    6. "The cosmologies of other peoples are confirmatory of the creation days being periods and not natural days." But the cosmologies are wrong in this respect as in a hundred others.

 

II. What Scripture Says

Contrary to these theories which either shorten or lengthen the creative day, we must interpret the term "yom" as a cosmic day of 24 hours, more or less. This interpretation is made inevitable by the following considerations:


1. This is the natural interpretation and, as stated above, we always adhere to the literal interpretation of a term, unless the text itself shows that the term is to be interpreted figuratively. If it were not for the alleged requirements of "science," no one would dream of interpreting "yom" otherwise than an ordinary day.

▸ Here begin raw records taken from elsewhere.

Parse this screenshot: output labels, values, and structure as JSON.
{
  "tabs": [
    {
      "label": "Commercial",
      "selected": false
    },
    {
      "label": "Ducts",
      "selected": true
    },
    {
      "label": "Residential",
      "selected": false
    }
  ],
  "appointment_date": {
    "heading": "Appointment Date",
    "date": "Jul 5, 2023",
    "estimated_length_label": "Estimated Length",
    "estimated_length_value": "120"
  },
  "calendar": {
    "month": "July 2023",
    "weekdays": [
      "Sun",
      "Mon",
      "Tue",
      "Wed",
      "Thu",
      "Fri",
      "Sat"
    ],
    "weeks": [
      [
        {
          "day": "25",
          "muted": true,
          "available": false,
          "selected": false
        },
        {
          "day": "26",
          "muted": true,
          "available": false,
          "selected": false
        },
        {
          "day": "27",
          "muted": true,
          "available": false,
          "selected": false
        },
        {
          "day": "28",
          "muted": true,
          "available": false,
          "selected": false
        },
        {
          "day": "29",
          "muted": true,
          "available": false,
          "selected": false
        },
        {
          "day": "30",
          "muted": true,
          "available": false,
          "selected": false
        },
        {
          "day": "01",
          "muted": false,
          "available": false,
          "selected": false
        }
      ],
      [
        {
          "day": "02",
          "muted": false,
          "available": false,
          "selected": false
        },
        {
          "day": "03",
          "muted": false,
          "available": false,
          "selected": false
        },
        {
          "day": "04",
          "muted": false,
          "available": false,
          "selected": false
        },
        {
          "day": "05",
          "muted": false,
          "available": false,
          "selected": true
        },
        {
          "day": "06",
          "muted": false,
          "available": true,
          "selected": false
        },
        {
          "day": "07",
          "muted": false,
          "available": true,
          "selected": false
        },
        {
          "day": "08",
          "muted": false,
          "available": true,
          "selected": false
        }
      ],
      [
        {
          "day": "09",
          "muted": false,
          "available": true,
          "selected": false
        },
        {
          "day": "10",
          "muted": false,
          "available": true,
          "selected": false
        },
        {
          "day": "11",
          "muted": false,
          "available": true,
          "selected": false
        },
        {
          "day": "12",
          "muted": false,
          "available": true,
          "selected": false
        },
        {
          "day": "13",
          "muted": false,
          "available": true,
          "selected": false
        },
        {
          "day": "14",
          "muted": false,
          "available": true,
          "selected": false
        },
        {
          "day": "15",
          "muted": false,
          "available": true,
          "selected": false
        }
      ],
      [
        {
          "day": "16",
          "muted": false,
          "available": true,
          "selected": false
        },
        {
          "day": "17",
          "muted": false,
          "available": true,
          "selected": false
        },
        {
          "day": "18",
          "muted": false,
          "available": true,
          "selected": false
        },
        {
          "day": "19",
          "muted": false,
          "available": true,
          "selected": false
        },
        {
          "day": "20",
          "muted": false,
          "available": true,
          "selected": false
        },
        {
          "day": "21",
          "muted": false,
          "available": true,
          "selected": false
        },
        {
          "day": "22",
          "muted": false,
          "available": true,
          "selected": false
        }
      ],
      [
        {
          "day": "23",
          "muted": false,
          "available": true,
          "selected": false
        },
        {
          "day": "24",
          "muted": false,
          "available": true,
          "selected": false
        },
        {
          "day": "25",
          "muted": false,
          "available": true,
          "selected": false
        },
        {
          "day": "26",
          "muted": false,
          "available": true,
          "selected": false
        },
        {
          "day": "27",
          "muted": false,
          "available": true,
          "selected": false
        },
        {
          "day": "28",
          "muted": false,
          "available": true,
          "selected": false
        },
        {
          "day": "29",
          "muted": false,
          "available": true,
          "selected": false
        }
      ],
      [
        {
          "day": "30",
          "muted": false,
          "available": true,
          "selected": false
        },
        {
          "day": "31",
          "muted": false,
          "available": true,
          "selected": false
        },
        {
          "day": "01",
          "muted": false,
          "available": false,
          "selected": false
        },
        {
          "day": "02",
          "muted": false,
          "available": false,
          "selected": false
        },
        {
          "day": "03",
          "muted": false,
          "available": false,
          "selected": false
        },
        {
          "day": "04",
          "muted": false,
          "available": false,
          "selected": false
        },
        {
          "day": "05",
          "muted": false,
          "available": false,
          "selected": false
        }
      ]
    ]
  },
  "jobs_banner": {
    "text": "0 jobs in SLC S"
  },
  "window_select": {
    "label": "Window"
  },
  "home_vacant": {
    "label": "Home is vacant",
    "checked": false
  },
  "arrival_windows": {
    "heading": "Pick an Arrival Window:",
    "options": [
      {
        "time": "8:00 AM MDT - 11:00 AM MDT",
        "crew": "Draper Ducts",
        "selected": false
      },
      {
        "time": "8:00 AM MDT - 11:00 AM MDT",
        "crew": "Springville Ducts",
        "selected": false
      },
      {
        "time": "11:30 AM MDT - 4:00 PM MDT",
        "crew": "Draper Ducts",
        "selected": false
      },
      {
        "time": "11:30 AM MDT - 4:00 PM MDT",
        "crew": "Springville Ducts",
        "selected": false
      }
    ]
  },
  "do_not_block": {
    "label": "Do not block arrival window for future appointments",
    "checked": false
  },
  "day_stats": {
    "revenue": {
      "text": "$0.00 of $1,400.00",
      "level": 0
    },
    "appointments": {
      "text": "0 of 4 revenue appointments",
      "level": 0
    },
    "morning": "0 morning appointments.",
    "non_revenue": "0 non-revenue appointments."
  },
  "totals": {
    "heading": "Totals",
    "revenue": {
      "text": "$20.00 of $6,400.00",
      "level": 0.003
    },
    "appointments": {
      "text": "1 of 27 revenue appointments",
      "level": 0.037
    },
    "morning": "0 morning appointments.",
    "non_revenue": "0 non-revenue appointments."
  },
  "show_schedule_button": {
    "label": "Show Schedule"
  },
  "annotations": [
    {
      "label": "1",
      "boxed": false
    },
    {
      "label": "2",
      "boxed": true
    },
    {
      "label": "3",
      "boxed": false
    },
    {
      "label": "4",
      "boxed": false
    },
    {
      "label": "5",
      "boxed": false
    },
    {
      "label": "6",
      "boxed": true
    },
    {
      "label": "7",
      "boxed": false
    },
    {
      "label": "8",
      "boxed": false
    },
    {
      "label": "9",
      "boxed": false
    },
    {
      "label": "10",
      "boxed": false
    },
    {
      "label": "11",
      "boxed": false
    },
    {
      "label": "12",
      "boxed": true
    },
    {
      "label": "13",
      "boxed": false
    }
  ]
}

2. This is the interpretation which the text requires. When after every group of creative acts, the creative day is mentioned, it is specifically stated that this day was made up of morning and evening. No twisting of terms is able to obviate the force of this simple statement. Ages, eras, epochs, do not consist of morning and evening.


3. This is the interpretation which other portions of Scripture demand. In Exodus 20,11, for example, the Sabbath is instituted and it is stated that because God rested on the seventh day, He therefore blessed and hallowed the Sabbath day. If God rested for a seventh era or epoch, He would have instituted not a Sabbath day but a Sabbath era or epoch. In other words, if we interpret the Sabbath as a day, we must interpret the seventh day in the same manner.


4. The theory which explains "yom" as an epoch fails to bring about the supposed harmony between the Bible and science for which this theory is advanced. Geology does not teach the completion of the world in six geologic epochs. In addition, this theory causes additional difficulties, in the text. The vegetable world was created on the third day, while the solar system was called into being on the fourth day. Is it possible to hold that the vegetable world existed throughout a long geologic age without the sun?


5. In the creative commands of God we have evidence of immediate instant action which obviates the necessity of long creative labor. In the very first verse we are told: "God said, Let there be light, and there was light;" how can we interpose the idea of the creation of light being protracted through, say, a million years?


6. In the Old Testament, when the term "yom" is associated with a definite number, it is otherwise used to designate a solar day. We have no scriptural parallel for Age I, the Second Epoch, the Third, etc.


7. The theory that "yom" is an epoch involves difficulties. For example, it is stated that man was created in the sixth geological era; if the seventh day is another era, then Adam lived through several eras, an assumption which is absurd in itself.